1. Royal Arch Trail

Royal Arch Trail is a popular 4 mile trail in Chautauqua park. To get to the trail, you’ll start on Chautauqua Trail and continue until the trails branch off. Follow signs for Royal Arch Trail–you’ll know you’ve started on the right one when you hit the flagstone staircase. This trail is good for hiking and running, and also allows leashed dogs.

2. Chapman Road and Tenderfoot Trail

This is a great, easy 2.5 mile loop. Chapman Road is relatively uncovered, so be sure to bring sunscreen, while Tenderfoot Trail is more shaded. If you start the trail at Boulder Canyon Drive there will be less traffic, but there is more of an uphill hike at the beginning. This trail is best for hiking and running, and birdwatchers will get a great view as well.

3. Mount Sanitas Peak Trail

This 2.6 mile out and back is an extension of the very popular Mt. Sanitas & Sanitas Valley Loop. This trail has a faster hike to the summit than the other trails have and offers rock scrambling (if desired), a steady ascent, projected outcrops, and a “desert-like” baked earth terrain. Dogs are allowed on-leash.

4. Shanahan Ridge Trail

Shanahan Ridge Trail is a 3.7 mile loop that can be adjusted in length and time as there are many forks that can take you on various versions of the trail. There’s a moderate ascent throughout the trail, but should still be manageable even for a novice hiker. The trail is dog friendly so long as they are leashed.

5. Mallory Cave

While the cave itself is closed to prevent the disturbance of the bats living there, this hike will take you to the mouth of the cave in different ways depending on the season. The winter months, generally November to March, allow for bouldering and rock climbing routes that are closed in the summer months.

6. Bear Peak Trail

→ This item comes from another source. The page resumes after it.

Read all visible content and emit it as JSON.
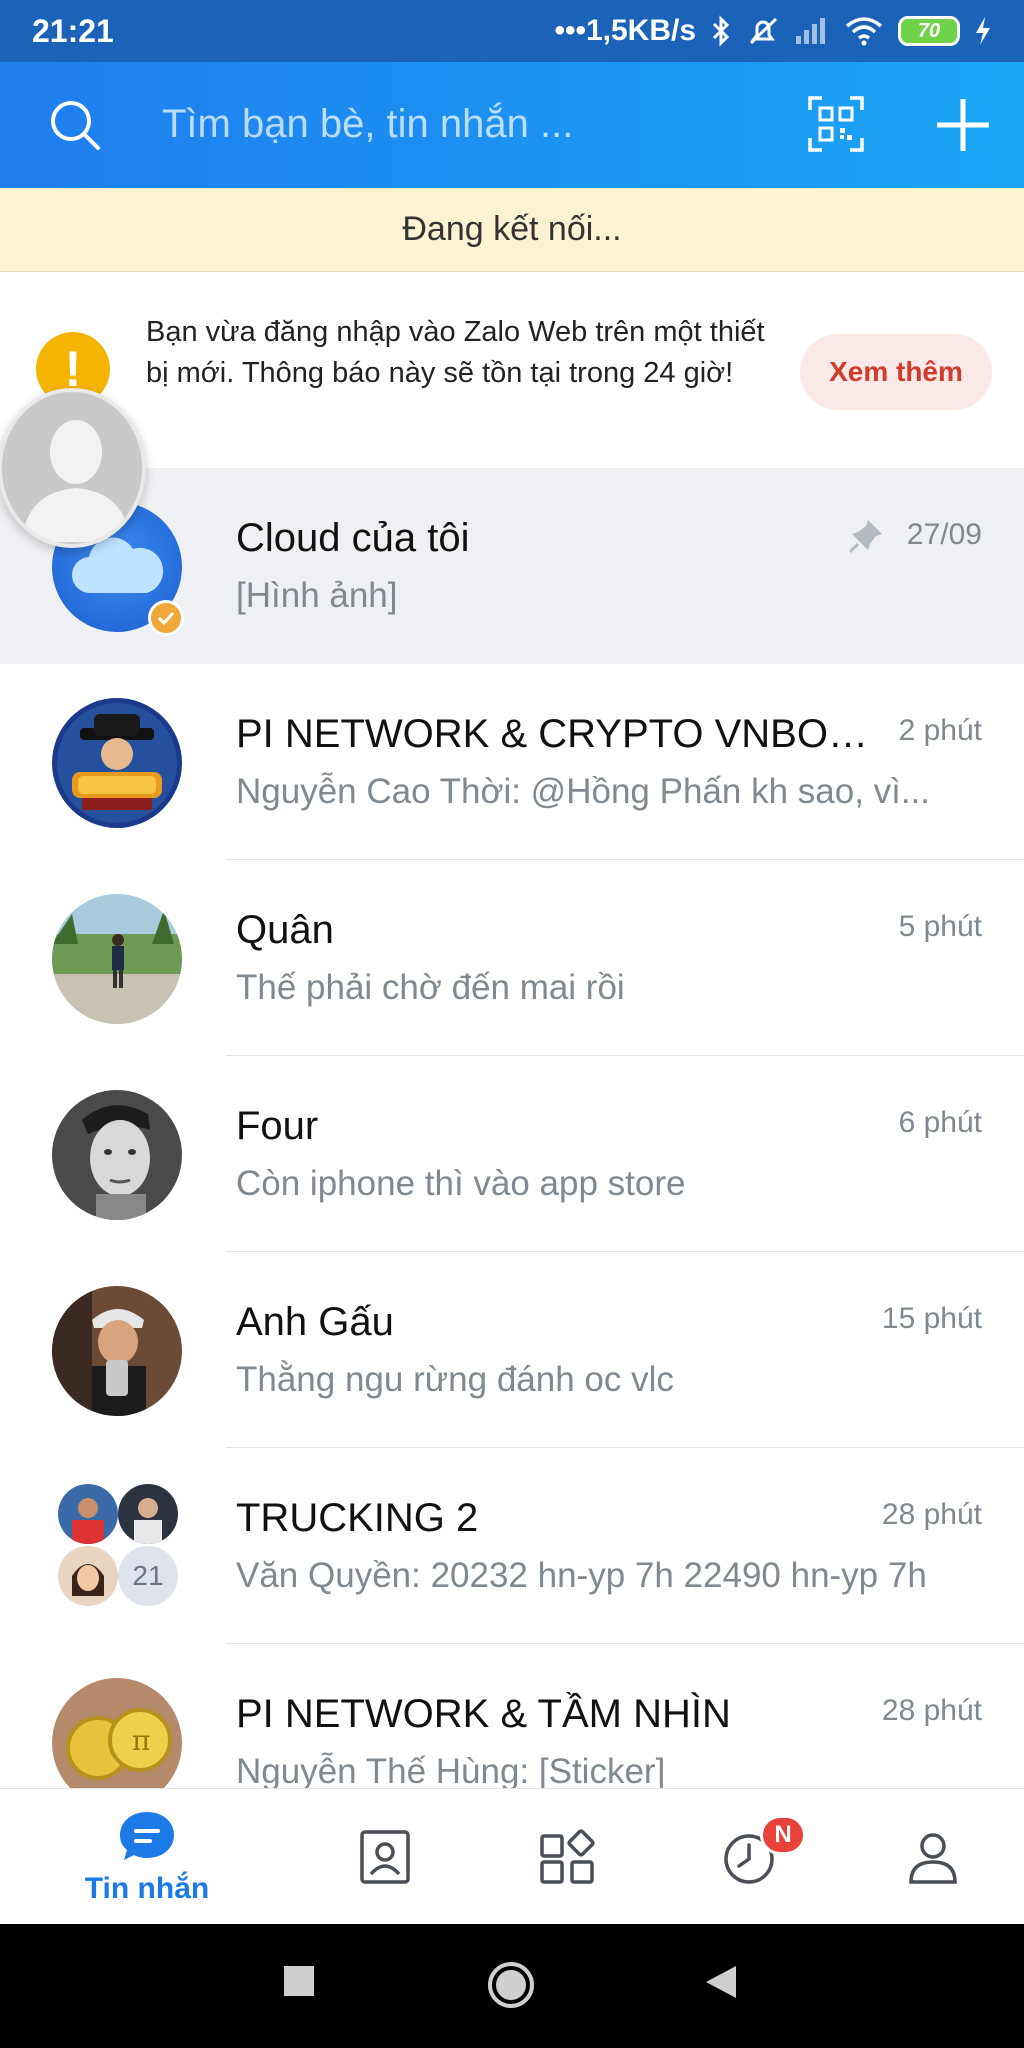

Bear Peak Trail is a long but relatively easy hike, with the last mile or so before the summit becoming more challenging. There are beautiful 360 views of Boulder at the summit, but since it is fairly icy you will likely need spikes to complete the trail at the summit.

7. First and Second Flatiron Loop

This loop is popular for even novice hikers, but there are plenty of places to go off road and scramble and explore some more rugged terrain. This loop stays very icy through until the middle of summer, so it’s best if you get spikes–you can rent in town for as little as $5 if you don’t already have a pair.

Kaylee was raised (but not *technically* born) in Colorado. She graduated from Regis University with a bachelor of arts in English. During her time at Regis she worked as a teaching assistant in a freshman classroom setting and in the writing center helping students on a variety of topics. While there, she discovered Cura Personalis, or care for the entire person, leading to her love of feminism and desire for equal rights for all. Kaylee is the managing editor for AboutBoulder, OnDenver, and a key member of the OnMetro team, launching this platform in cities across the United States.